I see Critical Legal Studies as a counter institution to help cope with this problem. It brings together people who, despite their differences, share a disenchantment with conventional legal education, its social product, and with so much of the conventional practice of law. It helps such people reinforce each other and explore how they might better narrow the gap between their moral aspirations and the reality of their daily actions.
More specifically, it has helped me think about my role as an instructor, and how through that role I unwittingly contribute to the very results I deplore, i.e., to the reinforcement of certain notions of hierarchy, status and professionalism. Critical Legal Studies provides an occasion to think about what I can do to narrow the gap between my ideals of interpersonal behavior and my actual behavior toward my students both in and out of the classroom.

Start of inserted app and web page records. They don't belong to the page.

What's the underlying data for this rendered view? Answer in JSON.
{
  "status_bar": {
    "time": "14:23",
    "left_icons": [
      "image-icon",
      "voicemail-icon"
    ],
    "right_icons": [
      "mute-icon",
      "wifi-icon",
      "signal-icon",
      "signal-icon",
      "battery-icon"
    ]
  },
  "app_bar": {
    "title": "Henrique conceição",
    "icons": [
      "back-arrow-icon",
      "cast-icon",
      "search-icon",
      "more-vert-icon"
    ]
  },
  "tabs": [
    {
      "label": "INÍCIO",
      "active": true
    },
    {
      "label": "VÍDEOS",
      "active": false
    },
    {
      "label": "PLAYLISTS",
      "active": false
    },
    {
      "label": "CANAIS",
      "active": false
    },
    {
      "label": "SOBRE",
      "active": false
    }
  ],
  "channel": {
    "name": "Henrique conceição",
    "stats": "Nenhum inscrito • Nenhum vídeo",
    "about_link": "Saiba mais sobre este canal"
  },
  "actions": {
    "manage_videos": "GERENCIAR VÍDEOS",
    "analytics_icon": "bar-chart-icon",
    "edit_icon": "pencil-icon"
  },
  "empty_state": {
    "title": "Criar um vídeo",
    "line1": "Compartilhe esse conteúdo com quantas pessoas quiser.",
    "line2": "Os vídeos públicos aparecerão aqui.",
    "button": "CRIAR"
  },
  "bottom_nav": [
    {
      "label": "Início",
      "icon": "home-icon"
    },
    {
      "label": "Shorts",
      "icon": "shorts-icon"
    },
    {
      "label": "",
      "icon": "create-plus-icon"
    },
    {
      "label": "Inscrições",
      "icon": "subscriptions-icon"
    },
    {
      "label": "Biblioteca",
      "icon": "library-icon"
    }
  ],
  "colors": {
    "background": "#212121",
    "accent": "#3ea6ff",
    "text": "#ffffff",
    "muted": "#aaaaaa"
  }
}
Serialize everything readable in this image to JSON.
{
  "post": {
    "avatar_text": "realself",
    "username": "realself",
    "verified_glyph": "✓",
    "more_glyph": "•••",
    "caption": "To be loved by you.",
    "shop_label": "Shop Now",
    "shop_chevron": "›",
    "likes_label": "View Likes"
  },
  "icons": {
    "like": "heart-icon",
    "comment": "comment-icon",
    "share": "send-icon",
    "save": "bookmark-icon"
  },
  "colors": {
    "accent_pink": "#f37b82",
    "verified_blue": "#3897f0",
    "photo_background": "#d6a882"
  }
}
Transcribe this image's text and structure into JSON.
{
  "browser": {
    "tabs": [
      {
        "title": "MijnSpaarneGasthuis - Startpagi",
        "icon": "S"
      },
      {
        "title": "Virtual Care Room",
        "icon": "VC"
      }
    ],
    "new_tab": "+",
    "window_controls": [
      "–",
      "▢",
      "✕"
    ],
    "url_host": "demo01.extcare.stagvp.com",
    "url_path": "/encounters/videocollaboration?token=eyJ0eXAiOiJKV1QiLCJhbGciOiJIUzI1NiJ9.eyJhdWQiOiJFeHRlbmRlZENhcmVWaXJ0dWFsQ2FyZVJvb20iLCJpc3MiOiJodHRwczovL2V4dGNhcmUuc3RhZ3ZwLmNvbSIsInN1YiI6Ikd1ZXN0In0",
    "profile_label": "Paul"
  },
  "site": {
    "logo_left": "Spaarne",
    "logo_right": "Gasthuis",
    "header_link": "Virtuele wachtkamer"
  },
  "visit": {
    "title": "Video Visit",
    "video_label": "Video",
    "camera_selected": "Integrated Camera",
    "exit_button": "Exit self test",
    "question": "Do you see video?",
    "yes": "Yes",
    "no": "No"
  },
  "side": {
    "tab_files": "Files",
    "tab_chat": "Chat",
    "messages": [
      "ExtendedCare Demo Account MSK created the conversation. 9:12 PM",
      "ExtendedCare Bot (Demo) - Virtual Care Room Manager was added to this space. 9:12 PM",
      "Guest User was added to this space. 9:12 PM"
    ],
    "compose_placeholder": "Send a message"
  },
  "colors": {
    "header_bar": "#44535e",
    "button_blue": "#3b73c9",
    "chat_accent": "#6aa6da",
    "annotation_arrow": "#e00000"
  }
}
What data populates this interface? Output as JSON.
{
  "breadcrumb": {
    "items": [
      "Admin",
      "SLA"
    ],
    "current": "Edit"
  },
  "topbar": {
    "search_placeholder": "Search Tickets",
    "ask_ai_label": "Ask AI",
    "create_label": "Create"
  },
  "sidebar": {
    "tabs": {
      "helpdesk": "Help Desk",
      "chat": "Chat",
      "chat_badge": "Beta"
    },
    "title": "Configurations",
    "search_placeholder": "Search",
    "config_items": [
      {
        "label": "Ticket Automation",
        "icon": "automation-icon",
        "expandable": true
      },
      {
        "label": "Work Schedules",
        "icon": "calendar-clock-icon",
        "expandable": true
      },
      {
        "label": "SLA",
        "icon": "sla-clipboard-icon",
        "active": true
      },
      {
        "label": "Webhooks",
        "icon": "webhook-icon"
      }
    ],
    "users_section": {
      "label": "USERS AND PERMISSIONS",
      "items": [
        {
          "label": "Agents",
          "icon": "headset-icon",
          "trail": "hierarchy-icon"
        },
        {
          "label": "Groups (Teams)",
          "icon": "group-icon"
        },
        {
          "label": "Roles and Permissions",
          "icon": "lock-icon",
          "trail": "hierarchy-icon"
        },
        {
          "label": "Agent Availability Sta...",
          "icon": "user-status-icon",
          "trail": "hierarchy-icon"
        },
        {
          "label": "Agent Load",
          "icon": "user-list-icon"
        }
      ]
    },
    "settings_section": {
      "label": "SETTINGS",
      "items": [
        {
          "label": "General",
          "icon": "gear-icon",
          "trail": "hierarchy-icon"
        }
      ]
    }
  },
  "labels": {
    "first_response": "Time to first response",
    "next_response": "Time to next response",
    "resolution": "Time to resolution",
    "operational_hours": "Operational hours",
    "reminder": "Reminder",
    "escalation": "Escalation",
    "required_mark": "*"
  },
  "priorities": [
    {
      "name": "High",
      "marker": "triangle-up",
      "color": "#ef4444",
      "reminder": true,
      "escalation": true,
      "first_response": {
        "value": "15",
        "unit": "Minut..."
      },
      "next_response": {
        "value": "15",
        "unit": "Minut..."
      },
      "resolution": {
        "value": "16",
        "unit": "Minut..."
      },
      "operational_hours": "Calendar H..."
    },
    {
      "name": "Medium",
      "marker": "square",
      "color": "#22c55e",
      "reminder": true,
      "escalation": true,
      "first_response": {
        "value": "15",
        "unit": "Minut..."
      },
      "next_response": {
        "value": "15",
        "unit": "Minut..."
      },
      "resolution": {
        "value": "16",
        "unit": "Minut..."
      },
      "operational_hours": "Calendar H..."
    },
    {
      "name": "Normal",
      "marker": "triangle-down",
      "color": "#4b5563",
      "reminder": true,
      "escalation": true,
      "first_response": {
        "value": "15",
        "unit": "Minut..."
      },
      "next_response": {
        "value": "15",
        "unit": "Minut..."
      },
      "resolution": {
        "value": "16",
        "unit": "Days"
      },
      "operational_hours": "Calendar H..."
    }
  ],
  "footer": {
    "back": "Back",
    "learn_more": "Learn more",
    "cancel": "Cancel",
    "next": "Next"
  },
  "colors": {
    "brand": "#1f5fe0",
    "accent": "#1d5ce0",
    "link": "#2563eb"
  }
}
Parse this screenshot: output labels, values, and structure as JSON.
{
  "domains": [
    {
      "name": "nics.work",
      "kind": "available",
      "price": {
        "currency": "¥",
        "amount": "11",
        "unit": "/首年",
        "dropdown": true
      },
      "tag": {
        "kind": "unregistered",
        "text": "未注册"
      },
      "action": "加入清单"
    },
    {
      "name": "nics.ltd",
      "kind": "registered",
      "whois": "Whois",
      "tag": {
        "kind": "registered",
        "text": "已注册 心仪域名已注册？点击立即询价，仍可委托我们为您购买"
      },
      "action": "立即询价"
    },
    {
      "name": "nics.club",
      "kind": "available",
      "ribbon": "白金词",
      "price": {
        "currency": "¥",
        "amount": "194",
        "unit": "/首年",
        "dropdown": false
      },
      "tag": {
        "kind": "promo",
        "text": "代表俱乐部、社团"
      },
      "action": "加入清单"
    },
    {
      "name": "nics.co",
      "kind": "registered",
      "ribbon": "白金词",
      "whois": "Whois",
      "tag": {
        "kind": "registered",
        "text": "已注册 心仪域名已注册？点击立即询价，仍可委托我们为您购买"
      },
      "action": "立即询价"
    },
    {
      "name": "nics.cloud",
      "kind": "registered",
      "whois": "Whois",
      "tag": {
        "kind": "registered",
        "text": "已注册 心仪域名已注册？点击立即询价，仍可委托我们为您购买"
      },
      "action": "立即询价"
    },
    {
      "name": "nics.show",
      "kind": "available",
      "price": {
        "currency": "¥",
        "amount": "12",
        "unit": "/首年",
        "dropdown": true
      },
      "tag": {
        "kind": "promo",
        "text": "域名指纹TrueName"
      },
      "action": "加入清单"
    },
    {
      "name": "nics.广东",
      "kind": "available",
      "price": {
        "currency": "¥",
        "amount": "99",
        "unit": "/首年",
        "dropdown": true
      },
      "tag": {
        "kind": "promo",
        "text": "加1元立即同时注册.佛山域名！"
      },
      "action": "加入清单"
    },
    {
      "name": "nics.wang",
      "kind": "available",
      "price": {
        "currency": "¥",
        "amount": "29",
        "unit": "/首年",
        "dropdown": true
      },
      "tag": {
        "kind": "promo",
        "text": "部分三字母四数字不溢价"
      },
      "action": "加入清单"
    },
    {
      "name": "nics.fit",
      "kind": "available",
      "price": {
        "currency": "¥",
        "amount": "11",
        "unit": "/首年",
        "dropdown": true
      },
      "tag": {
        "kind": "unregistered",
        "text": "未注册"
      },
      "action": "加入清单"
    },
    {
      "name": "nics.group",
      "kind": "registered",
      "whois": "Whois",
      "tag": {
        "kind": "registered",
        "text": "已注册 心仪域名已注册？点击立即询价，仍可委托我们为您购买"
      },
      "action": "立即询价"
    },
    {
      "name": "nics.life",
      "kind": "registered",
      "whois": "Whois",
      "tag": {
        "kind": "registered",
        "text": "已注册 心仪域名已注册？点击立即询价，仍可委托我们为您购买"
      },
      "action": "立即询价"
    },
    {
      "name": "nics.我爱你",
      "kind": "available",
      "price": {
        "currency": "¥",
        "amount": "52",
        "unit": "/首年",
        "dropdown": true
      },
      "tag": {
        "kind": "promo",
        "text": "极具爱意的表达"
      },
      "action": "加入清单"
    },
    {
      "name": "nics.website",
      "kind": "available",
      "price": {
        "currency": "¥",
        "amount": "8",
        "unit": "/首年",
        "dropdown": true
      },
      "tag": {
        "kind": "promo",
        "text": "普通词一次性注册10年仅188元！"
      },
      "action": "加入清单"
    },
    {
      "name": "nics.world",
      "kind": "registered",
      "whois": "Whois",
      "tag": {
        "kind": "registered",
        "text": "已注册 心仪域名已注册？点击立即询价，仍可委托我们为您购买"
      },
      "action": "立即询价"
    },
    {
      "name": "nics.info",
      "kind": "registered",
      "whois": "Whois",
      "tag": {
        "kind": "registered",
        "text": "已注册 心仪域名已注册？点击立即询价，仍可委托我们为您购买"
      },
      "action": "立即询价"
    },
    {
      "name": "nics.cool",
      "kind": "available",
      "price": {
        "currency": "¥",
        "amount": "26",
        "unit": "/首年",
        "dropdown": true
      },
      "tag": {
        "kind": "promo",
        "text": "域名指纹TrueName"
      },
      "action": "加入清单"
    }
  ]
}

Also, it has reinforced my desire to think more critically about the ideological messages, overt and covert, that I convey in the process of my teaching. This has a special importance in procedure and evidence, fields in which I teach. These fields are critically important to the legitimizing function of the law; many of the illusions about the justice of the society are no doubt nurtured by the doctrine and the mythology of “procedural fairness.” It is therefore a subject that needs much more critical evaluation than the dominant legal culture is prepared to give it.
I do not find such critical evaluation an easy task. For the most part, I find myself accepting, almost reflexively, the conventional definition of “the issue” and reserving my critical talents, such as they are, for the debate as to the best solution. On occasion–all too infrequently–I am able to come up with a challenge to the conventional agenda of issues itself. As a modest example, I offer the following: Erie v. Tompkins, it will be recollected, is famous for its holding that federal judges in diversity cases are bound by the common law as announced by state judges. One can debate the pros and cons of this view, but the transcendent importance of the issue is taken for granted. Charles Wright says, “It is impossible to overstate the importance of the Erie decision. . . . [I]t returns to the states a power that had for nearly a century been exercized by the federal government.” Federal Courts, p. 255.
But a contrary and more useful perspective might be that the importance of the decision is easily overstated; that Erie raises a fairly trivial issue of power allocation; that the case has been exaggerated out of all proportion to its significance; and that its importance is a given only if one thinks of the distribution of power between state and federal judges as among the most important power issues in society. The truly vital allocations of power run along altogether different lines. Consider, for example, the fact that judges, whether they be federal or state, are overwhelmingly white, upper middle-class, male, and drawn from a narrow stratum of society. Now that is a phenomenon the importance of which “it is impossible to overstate.” Indeed, the important fact about Erie is not the differences between state and federal judges (so that which group gets to proclaim the law looms as a crucial issue) but the similarities between the two, given the narrow social base from which they’re both drawn. This doesn’t answer the question whether Erie is right or wrong-, but it does deflate the importance of the issue as compared to other things that might be, but usually aren’t, discussed. In short, it puts in issue which issues ought to be the subject of intense debate.
I draw some support for such efforts from the knowledge that others are no less concerned than I, are engaged in a: similar search, and regard the exploration of such issues as a crucial personal imperative.
Leon Letwin UCLA Law School